:: PROVIDED ENTRIES ::

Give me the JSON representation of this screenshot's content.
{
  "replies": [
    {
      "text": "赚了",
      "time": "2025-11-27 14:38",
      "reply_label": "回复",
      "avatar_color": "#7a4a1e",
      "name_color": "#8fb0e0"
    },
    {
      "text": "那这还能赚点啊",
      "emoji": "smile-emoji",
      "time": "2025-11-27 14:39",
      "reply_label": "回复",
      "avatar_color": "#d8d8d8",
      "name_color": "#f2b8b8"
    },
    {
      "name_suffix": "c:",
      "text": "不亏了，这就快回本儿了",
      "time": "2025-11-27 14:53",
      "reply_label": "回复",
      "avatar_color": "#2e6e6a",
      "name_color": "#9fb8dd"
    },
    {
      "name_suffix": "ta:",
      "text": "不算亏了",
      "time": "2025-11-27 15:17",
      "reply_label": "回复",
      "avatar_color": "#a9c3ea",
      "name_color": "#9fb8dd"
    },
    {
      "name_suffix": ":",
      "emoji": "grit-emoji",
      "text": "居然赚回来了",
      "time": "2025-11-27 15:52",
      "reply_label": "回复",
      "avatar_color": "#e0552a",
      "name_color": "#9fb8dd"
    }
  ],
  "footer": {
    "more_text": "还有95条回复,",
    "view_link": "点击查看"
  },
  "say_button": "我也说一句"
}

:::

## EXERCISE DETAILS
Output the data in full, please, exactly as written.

## YOUR RESPONSE
Give me the JSON representation of this screenshot's content.
{
  "replies": [
    {
      "text": "赚了",
      "time": "2025-11-27 14:38",
      "reply_label": "回复",
      "avatar_color": "#7a4a1e",
      "name_color": "#8fb0e0"
    },
    {
      "text": "那这还能赚点啊",
      "emoji": "smile-emoji",
      "time": "2025-11-27 14:39",
      "reply_label": "回复",
      "avatar_color": "#d8d8d8",
      "name_color": "#f2b8b8"
    },
    {
      "name_suffix": "c:",
      "text": "不亏了，这就快回本儿了",
      "time": "2025-11-27 14:53",
      "reply_label": "回复",
      "avatar_color": "#2e6e6a",
      "name_color": "#9fb8dd"
    },
    {
      "name_suffix": "ta:",
      "text": "不算亏了",
      "time": "2025-11-27 15:17",
      "reply_label": "回复",
      "avatar_color": "#a9c3ea",
      "name_color": "#9fb8dd"
    },
    {
      "name_suffix": ":",
      "emoji": "grit-emoji",
      "text": "居然赚回来了",
      "time": "2025-11-27 15:52",
      "reply_label": "回复",
      "avatar_color": "#e0552a",
      "name_color": "#9fb8dd"
    }
  ],
  "footer": {
    "more_text": "还有95条回复,",
    "view_link": "点击查看"
  },
  "say_button": "我也说一句"
}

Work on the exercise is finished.